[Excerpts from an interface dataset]
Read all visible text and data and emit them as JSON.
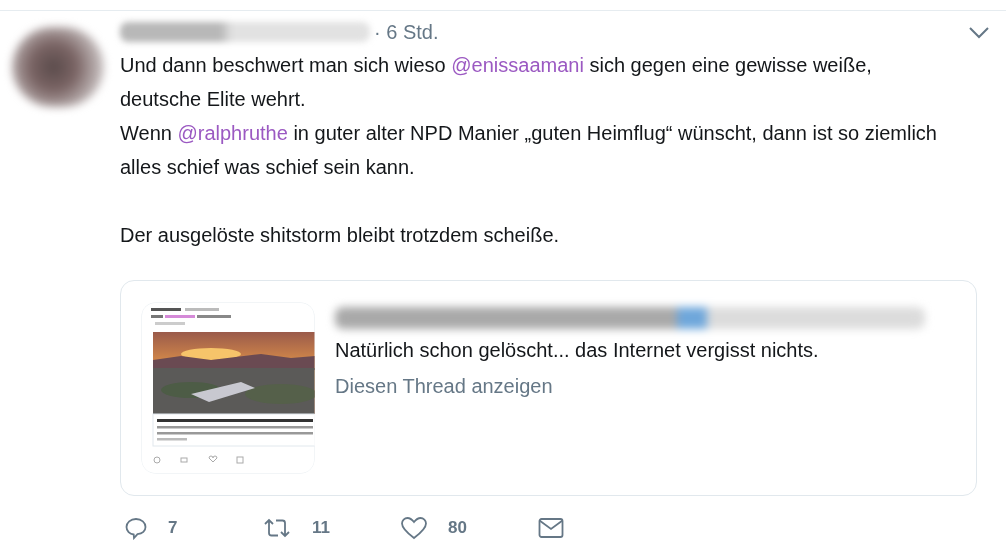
{
  "tweet": {
    "time": "· 6 Std.",
    "paragraphs": [
      [
        {
          "kind": "text",
          "text": "Und dann beschwert man sich wieso "
        },
        {
          "kind": "mention",
          "text": "@enissaamani"
        },
        {
          "kind": "text",
          "text": " sich gegen eine gewisse weiße, deutsche Elite wehrt."
        },
        {
          "kind": "break"
        },
        {
          "kind": "text",
          "text": "Wenn "
        },
        {
          "kind": "mention",
          "text": "@ralphruthe"
        },
        {
          "kind": "text",
          "text": " in guter alter NPD Manier „guten Heimflug“ wünscht, dann ist so ziemlich alles schief was schief sein kann."
        }
      ],
      [
        {
          "kind": "text",
          "text": "Der ausgelöste shitstorm bleibt trotzdem scheiße."
        }
      ]
    ],
    "quote": {
      "text": "Natürlich schon gelöscht... das Internet vergisst nichts.",
      "link": "Diesen Thread anzeigen"
    },
    "actions": [
      {
        "kind": "reply",
        "count": "7"
      },
      {
        "kind": "retweet",
        "count": "11"
      },
      {
        "kind": "like",
        "count": "80"
      },
      {
        "kind": "message"
      }
    ]
  }
}
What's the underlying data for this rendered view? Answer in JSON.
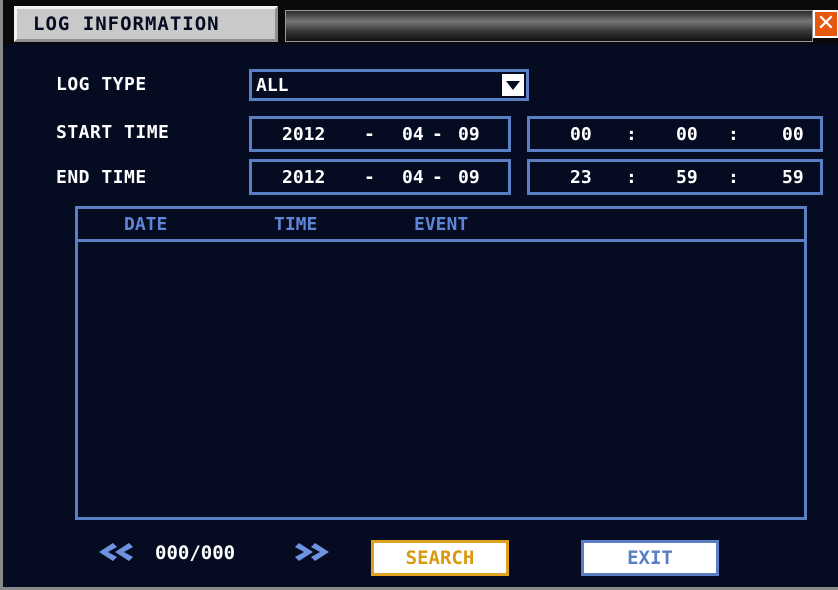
{
  "title": "LOG INFORMATION",
  "close_label": "✕",
  "form": {
    "log_type_label": "LOG TYPE",
    "log_type_value": "ALL",
    "start_label": "START TIME",
    "end_label": "END TIME",
    "start": {
      "year": "2012",
      "month": "04",
      "day": "09",
      "hour": "00",
      "minute": "00",
      "second": "00"
    },
    "end": {
      "year": "2012",
      "month": "04",
      "day": "09",
      "hour": "23",
      "minute": "59",
      "second": "59"
    },
    "date_sep": "-",
    "time_sep": ":"
  },
  "table": {
    "columns": [
      "DATE",
      "TIME",
      "EVENT"
    ],
    "rows": []
  },
  "pager": {
    "count": "000/000"
  },
  "buttons": {
    "search": "SEARCH",
    "exit": "EXIT"
  },
  "colors": {
    "background": "#050c22",
    "border": "#5a7fc2",
    "header_text": "#5f86d6",
    "search": "#d89a10",
    "close": "#e65a10"
  },
  "icons": {
    "prev": "double-chevron-left-icon",
    "next": "double-chevron-right-icon",
    "dropdown": "triangle-down-icon",
    "close": "close-icon"
  }
}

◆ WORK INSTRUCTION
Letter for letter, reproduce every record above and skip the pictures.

◆ TASK RESULT
Read all visible text and data and emit them as JSON.
{
  "tweet": {
    "time": "· 6 Std.",
    "paragraphs": [
      [
        {
          "kind": "text",
          "text": "Und dann beschwert man sich wieso "
        },
        {
          "kind": "mention",
          "text": "@enissaamani"
        },
        {
          "kind": "text",
          "text": " sich gegen eine gewisse weiße, deutsche Elite wehrt."
        },
        {
          "kind": "break"
        },
        {
          "kind": "text",
          "text": "Wenn "
        },
        {
          "kind": "mention",
          "text": "@ralphruthe"
        },
        {
          "kind": "text",
          "text": " in guter alter NPD Manier „guten Heimflug“ wünscht, dann ist so ziemlich alles schief was schief sein kann."
        }
      ],
      [
        {
          "kind": "text",
          "text": "Der ausgelöste shitstorm bleibt trotzdem scheiße."
        }
      ]
    ],
    "quote": {
      "text": "Natürlich schon gelöscht... das Internet vergisst nichts.",
      "link": "Diesen Thread anzeigen"
    },
    "actions": [
      {
        "kind": "reply",
        "count": "7"
      },
      {
        "kind": "retweet",
        "count": "11"
      },
      {
        "kind": "like",
        "count": "80"
      },
      {
        "kind": "message"
      }
    ]
  }
}
What's the underlying data for this rendered view? Answer in JSON.
{
  "title": "LOG INFORMATION",
  "close_label": "✕",
  "form": {
    "log_type_label": "LOG TYPE",
    "log_type_value": "ALL",
    "start_label": "START TIME",
    "end_label": "END TIME",
    "start": {
      "year": "2012",
      "month": "04",
      "day": "09",
      "hour": "00",
      "minute": "00",
      "second": "00"
    },
    "end": {
      "year": "2012",
      "month": "04",
      "day": "09",
      "hour": "23",
      "minute": "59",
      "second": "59"
    },
    "date_sep": "-",
    "time_sep": ":"
  },
  "table": {
    "columns": [
      "DATE",
      "TIME",
      "EVENT"
    ],
    "rows": []
  },
  "pager": {
    "count": "000/000"
  },
  "buttons": {
    "search": "SEARCH",
    "exit": "EXIT"
  },
  "colors": {
    "background": "#050c22",
    "border": "#5a7fc2",
    "header_text": "#5f86d6",
    "search": "#d89a10",
    "close": "#e65a10"
  },
  "icons": {
    "prev": "double-chevron-left-icon",
    "next": "double-chevron-right-icon",
    "dropdown": "triangle-down-icon",
    "close": "close-icon"
  }
}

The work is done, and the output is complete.